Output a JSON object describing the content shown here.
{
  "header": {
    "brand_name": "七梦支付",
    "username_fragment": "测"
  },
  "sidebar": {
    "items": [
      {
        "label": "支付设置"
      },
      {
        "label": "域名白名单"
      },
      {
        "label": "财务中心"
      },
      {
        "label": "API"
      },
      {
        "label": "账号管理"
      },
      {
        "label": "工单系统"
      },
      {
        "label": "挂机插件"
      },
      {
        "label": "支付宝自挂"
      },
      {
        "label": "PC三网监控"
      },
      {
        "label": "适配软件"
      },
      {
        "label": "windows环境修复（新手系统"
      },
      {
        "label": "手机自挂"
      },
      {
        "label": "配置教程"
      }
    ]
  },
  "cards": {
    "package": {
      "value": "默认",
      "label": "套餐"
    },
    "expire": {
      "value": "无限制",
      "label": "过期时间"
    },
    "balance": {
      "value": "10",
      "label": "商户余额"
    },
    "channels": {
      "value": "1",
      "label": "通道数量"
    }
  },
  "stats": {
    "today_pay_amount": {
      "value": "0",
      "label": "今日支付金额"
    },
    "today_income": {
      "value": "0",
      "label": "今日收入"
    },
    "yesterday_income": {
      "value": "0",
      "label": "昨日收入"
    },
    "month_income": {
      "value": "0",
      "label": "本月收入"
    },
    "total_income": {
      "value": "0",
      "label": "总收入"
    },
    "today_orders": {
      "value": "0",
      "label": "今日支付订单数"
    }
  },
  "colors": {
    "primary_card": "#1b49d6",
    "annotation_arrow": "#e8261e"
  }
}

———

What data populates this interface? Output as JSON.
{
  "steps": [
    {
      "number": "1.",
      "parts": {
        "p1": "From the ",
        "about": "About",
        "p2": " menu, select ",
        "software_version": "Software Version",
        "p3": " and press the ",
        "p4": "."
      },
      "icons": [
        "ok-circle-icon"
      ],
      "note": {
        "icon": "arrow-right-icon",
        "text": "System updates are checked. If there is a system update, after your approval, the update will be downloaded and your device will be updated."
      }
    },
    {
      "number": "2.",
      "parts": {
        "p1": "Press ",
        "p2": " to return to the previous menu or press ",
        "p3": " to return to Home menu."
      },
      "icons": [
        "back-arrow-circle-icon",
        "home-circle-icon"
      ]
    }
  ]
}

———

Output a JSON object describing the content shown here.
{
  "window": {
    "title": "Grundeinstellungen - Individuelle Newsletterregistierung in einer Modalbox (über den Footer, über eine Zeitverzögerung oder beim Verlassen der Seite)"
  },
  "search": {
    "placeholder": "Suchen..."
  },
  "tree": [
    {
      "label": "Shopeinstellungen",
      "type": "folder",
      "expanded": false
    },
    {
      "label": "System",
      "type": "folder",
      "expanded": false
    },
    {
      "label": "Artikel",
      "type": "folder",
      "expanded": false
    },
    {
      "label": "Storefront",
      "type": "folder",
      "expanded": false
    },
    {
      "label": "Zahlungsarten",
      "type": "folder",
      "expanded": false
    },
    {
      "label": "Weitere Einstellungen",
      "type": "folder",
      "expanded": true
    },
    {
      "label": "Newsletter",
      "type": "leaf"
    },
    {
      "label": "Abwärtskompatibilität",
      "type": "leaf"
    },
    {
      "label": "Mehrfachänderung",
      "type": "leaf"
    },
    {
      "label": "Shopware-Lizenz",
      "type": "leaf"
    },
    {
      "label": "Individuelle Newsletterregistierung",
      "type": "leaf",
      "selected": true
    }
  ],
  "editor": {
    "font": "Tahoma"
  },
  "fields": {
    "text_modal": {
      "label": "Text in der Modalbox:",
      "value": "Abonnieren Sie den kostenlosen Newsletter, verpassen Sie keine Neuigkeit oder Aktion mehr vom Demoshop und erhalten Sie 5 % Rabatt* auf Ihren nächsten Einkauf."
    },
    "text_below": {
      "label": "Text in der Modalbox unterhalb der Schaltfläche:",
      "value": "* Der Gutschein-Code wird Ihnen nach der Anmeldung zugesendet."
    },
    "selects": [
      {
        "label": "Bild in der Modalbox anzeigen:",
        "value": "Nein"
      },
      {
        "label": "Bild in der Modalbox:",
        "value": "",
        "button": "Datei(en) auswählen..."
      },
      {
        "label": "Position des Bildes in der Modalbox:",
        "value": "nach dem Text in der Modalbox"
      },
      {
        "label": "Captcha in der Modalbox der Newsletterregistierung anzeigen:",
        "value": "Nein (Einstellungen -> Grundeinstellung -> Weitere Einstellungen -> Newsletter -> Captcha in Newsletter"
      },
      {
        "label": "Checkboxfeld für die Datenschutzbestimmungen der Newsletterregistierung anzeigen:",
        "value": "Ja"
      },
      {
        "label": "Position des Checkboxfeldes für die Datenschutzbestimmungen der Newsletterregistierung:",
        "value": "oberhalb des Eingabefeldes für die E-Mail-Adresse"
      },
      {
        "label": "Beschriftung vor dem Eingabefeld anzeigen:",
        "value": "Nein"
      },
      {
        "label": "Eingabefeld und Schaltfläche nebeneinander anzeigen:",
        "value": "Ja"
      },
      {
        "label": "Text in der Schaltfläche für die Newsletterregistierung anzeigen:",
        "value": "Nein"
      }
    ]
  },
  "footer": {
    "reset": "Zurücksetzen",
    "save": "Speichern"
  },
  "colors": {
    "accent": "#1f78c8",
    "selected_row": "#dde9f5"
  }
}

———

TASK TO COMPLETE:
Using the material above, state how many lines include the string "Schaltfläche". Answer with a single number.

RESULT OF THIS EXERCISE:
3